And not only has Israel fallen off the list of pressing problems, but it has come to be viewed as capable of contributing, however modestly, to dealing with some of the new pressing problems.
Last month, Robert Satloff of the Washington Institute published his impressions from a tour of the Mideast, including of Israel’s deepening strategic relationships with Egypt and Jordan. “Indeed, one of the most unusual moments of my trip was to hear certain Arab security officials effectively compete with one another for who has the better relationship with Israel,” he wrote. “In this regard, times have certainly changed.”
In fact, in this new Middle East, a U.S.-Israel spat probably generates more worry than glee in Arab capitals.
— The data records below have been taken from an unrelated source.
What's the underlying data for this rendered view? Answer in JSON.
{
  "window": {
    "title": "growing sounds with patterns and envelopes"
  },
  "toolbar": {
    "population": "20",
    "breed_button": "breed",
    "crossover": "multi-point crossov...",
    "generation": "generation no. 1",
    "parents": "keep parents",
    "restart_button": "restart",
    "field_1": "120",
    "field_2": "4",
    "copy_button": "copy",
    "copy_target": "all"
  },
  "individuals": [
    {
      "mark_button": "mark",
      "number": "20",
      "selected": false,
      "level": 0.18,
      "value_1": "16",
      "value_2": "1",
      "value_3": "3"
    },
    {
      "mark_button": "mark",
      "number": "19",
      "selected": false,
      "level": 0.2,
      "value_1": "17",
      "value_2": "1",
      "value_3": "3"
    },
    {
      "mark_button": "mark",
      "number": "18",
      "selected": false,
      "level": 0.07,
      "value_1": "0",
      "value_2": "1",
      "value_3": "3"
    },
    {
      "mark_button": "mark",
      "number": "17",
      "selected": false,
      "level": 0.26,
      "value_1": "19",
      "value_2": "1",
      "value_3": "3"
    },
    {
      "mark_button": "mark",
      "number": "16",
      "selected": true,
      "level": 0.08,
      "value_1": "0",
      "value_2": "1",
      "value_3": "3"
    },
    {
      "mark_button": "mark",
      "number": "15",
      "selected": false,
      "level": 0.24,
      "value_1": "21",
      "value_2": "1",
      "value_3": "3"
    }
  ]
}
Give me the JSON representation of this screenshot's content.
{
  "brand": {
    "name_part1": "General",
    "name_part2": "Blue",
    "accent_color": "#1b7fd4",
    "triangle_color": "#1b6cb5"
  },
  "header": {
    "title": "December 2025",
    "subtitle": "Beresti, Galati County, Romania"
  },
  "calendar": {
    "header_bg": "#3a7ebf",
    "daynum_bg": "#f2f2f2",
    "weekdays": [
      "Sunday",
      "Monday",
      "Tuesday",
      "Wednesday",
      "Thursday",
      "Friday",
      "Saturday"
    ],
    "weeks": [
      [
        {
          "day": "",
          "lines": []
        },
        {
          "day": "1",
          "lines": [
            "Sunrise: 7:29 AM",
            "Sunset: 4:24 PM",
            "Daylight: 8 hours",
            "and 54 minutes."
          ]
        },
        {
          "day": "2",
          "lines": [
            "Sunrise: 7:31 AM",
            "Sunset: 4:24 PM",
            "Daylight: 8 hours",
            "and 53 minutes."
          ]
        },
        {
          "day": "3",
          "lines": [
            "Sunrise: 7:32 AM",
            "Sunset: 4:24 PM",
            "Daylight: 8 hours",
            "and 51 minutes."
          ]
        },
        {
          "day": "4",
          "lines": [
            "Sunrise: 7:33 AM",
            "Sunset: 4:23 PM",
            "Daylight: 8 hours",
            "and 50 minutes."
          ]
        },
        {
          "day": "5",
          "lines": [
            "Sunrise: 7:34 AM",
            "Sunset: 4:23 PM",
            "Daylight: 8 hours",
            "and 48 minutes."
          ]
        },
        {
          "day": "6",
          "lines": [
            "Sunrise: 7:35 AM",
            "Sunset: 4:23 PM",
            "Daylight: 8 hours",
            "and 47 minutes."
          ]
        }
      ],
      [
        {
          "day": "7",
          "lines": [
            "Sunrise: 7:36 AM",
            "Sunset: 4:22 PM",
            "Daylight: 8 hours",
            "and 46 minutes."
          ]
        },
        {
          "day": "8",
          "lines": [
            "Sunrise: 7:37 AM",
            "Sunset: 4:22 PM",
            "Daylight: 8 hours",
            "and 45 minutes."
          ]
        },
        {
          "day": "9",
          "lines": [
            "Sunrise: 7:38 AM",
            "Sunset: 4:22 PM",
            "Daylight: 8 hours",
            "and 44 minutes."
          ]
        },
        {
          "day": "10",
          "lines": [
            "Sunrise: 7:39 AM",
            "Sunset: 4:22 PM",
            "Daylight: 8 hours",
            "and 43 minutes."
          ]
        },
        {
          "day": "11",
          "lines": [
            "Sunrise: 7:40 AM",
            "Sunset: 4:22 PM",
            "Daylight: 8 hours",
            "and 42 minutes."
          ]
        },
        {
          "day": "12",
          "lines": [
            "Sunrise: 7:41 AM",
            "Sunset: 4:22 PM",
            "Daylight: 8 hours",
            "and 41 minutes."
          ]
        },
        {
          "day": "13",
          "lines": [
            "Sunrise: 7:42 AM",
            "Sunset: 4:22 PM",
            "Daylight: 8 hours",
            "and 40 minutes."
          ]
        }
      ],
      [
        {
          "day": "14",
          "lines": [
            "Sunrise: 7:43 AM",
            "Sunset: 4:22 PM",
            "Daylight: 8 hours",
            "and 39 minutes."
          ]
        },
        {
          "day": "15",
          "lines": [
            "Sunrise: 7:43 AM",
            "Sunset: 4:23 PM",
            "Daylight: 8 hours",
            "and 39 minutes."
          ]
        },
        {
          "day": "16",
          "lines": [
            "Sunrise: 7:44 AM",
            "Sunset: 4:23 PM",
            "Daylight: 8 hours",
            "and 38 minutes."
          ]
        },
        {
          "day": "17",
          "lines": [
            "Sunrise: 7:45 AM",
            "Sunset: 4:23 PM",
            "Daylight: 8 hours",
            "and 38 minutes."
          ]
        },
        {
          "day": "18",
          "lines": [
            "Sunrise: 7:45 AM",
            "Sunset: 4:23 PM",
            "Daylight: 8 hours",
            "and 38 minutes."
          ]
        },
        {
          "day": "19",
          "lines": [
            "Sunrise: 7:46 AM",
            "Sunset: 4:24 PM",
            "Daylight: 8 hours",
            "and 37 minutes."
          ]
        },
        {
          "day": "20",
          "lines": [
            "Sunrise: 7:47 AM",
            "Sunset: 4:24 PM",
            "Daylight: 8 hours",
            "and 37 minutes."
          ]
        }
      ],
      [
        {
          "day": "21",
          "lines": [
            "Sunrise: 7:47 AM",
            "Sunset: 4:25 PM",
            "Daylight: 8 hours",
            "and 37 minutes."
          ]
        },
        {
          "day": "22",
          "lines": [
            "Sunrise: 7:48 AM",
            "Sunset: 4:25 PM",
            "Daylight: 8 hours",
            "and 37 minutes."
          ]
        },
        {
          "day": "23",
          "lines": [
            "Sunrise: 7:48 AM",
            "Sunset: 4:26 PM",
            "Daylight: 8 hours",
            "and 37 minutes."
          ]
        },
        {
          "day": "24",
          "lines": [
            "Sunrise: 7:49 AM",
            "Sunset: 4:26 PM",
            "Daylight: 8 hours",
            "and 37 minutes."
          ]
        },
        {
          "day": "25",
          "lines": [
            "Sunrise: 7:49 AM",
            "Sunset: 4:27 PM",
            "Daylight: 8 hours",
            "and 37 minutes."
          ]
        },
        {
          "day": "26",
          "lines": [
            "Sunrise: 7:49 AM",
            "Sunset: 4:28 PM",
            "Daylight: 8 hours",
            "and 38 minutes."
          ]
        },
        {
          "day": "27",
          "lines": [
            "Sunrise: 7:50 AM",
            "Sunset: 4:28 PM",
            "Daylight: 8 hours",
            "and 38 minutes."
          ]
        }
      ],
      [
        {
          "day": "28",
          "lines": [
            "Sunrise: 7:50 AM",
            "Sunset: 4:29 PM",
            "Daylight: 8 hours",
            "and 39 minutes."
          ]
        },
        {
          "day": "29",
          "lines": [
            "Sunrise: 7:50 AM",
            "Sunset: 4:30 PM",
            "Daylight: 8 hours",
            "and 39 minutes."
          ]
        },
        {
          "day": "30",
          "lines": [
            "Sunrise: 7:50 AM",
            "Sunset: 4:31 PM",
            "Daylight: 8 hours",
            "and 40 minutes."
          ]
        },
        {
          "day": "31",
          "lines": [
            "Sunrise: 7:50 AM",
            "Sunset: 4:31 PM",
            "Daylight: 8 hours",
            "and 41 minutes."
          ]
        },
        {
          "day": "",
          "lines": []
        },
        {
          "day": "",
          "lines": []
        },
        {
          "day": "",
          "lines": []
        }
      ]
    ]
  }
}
Once, it was an Arab article of faith that America cared little about Arabs but greatly about Israel. Thus to the degree that Arab and Israeli concerns overlapped, as they do now on issues ranging from Iran to ISIS, America could be trusted to deal with the threat.
Now, the Obama administration still appears to care little for Arab concerns; it seems hell-bent on striking a grand bargain with Iran and withdrawing from the Mideast. But the Arab world’s former ace in the hole to prevent such developments–Israel’s influence in Washington–suddenly looks more like deuce.
Yet all these shifting winds seem to have blown right by the Obama administration: It still acts as if America’s position in the Muslim world depends on showing that it hates Israel, too. And thus you reach the farce of a two-day conference in Abu Dhabi where “the only frontal criticism” of Israel’s policies was “delivered by an American diplomat.”
When it comes to Israel, the Arab world has moved on. But the Obama administration remains stuck in the last century.